How to complete this task
Your answer should consist of each line below that contains the string "Australian".

Material for this task

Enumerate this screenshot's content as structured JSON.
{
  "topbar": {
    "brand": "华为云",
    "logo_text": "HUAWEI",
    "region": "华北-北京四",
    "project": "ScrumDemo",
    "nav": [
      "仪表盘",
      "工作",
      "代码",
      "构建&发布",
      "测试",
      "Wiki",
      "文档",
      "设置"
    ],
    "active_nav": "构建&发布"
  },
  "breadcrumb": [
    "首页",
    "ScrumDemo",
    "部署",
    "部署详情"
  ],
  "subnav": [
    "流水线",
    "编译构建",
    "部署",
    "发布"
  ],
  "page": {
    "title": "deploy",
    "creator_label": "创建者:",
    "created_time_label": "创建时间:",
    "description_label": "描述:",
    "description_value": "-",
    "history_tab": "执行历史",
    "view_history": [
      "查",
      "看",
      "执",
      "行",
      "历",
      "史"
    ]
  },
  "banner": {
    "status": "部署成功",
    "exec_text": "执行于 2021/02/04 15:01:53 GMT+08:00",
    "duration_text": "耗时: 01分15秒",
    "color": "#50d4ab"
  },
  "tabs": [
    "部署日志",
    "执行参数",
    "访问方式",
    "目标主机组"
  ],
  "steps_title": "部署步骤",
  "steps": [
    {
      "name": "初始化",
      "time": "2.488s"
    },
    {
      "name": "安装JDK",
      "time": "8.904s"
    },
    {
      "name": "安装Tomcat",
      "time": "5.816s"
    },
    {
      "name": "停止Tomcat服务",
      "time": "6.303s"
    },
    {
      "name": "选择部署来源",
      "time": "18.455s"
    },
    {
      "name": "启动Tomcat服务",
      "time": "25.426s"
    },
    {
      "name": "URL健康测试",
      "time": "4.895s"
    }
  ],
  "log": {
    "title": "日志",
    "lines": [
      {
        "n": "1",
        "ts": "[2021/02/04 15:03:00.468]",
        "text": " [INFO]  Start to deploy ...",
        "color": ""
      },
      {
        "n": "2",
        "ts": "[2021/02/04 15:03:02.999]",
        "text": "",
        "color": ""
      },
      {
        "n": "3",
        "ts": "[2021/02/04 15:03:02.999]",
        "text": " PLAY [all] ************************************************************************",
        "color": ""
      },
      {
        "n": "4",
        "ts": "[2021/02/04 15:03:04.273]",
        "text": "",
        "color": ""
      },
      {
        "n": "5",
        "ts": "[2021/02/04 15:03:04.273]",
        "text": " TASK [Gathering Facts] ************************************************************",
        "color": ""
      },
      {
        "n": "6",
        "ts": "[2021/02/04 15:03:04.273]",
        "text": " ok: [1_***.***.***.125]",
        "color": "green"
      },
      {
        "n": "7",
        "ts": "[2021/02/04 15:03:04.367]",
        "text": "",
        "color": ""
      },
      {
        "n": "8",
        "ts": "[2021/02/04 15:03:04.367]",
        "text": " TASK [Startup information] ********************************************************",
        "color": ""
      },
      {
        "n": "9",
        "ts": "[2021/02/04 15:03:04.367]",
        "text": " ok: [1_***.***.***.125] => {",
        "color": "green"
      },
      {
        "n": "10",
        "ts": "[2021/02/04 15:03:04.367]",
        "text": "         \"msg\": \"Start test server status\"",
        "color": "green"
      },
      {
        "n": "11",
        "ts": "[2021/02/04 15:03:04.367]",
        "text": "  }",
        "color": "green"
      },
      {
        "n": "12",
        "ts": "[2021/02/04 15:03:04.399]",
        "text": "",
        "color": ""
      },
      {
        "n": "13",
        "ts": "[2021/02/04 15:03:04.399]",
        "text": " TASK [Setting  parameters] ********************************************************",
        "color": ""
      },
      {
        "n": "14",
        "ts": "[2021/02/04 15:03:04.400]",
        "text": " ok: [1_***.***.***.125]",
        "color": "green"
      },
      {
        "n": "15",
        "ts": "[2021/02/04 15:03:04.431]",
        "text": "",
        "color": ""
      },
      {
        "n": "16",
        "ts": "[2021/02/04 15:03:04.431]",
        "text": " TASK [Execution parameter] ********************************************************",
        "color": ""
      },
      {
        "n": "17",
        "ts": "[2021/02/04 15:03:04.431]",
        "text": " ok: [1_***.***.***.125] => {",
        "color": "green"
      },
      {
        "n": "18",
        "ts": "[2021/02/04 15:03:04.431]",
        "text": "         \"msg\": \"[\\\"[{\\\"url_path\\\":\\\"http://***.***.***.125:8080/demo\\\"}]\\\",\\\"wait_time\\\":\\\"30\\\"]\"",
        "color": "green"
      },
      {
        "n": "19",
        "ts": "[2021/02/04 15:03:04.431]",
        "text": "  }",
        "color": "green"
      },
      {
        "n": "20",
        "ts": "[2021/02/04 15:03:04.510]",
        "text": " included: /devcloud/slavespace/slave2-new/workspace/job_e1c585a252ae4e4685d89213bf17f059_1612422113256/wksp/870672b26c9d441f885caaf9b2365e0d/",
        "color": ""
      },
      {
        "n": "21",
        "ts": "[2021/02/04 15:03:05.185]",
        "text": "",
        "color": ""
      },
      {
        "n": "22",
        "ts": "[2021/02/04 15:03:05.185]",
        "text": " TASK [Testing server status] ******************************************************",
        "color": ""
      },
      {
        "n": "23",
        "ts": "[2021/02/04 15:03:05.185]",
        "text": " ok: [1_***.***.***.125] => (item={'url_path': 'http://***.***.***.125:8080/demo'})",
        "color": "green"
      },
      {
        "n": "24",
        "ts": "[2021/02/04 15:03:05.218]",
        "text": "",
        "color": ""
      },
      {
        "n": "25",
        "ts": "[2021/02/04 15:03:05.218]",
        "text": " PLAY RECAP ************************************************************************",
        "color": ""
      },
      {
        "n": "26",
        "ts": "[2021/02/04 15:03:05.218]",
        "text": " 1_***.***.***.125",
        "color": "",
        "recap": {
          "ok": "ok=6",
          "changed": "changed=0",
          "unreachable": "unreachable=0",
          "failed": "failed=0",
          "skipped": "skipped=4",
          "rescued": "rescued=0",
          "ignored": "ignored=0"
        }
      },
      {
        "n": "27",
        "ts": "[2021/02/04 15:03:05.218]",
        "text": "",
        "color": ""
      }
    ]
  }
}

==

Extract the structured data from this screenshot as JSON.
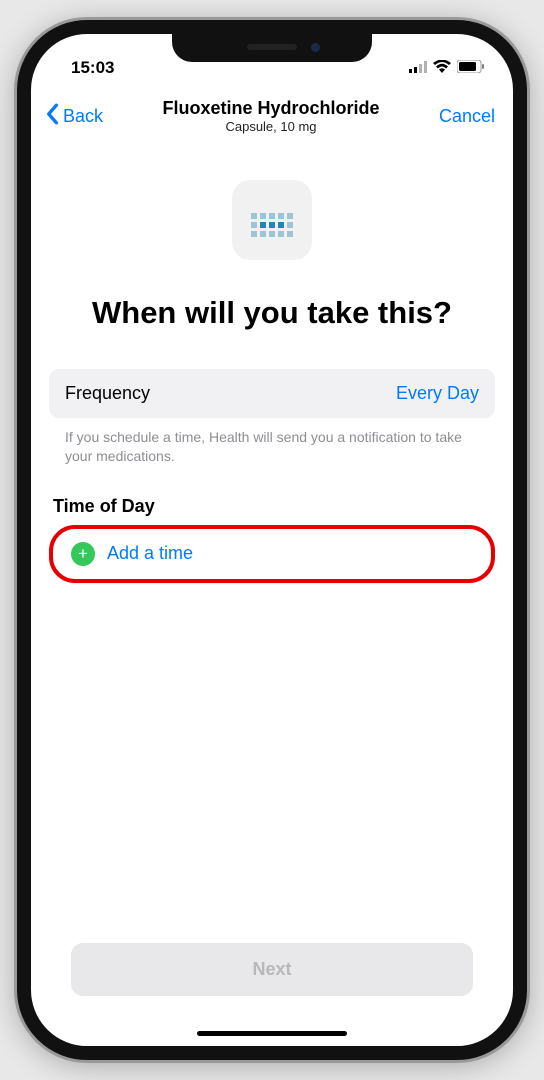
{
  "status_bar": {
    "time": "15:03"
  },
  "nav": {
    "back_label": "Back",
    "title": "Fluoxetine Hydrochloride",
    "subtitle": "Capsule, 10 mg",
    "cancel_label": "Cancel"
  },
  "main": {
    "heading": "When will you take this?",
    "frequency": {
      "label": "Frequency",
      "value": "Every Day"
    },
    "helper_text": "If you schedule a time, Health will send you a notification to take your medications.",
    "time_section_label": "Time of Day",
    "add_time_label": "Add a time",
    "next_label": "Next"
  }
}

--

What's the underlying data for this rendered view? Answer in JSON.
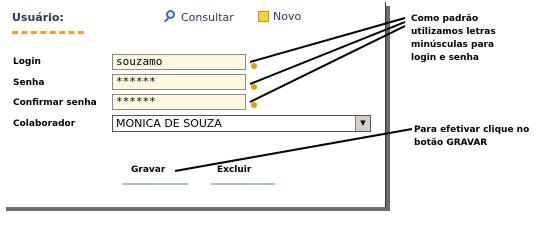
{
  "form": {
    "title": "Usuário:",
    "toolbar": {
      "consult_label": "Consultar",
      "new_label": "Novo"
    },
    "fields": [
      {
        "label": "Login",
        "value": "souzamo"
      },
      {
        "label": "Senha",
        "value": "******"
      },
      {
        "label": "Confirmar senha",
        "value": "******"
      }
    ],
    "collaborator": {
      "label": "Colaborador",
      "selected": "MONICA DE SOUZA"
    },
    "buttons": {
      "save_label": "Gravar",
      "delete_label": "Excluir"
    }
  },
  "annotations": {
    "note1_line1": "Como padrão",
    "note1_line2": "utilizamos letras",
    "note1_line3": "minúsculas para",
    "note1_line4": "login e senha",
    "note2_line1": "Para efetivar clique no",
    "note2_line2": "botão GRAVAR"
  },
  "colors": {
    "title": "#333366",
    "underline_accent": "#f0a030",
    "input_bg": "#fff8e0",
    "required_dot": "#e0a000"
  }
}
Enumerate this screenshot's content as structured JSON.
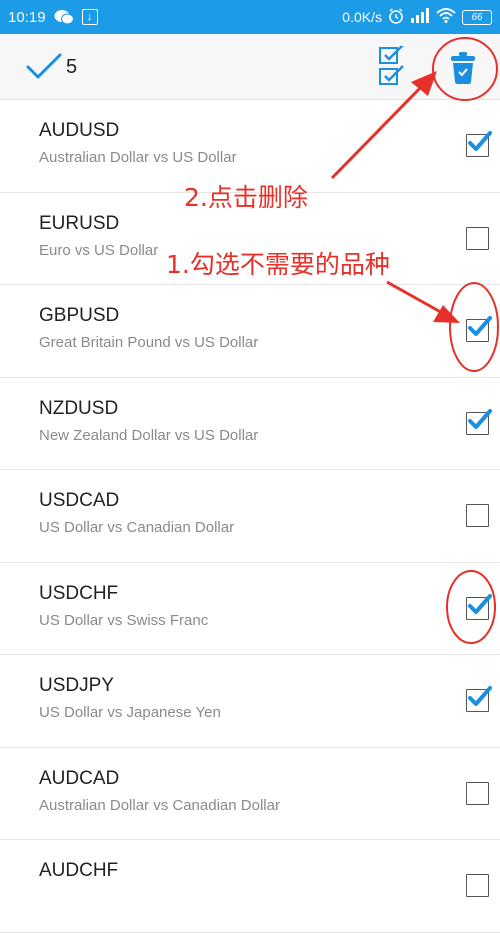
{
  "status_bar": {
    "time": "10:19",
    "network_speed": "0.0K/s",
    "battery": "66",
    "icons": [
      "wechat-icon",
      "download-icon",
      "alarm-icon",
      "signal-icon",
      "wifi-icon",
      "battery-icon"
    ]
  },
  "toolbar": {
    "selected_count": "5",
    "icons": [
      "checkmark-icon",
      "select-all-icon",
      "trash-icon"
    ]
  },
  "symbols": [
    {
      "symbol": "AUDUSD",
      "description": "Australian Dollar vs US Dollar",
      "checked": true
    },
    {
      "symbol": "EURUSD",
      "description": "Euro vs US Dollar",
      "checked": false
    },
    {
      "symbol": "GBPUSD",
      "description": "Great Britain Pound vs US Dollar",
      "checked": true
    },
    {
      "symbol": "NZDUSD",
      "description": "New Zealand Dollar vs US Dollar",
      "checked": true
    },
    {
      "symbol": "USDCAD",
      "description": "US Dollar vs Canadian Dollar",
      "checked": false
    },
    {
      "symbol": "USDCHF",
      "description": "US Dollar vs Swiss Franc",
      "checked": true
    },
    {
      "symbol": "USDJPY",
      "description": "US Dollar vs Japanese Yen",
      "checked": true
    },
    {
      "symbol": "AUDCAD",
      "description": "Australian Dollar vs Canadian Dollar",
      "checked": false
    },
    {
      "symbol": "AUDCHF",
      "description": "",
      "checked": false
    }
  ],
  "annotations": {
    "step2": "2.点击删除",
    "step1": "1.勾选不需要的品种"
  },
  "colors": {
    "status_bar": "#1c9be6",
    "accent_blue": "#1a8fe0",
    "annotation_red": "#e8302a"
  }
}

Answer space
      "description": "Australian Dollar vs US Dollar",
      "description": "Australian Dollar vs Canadian Dollar",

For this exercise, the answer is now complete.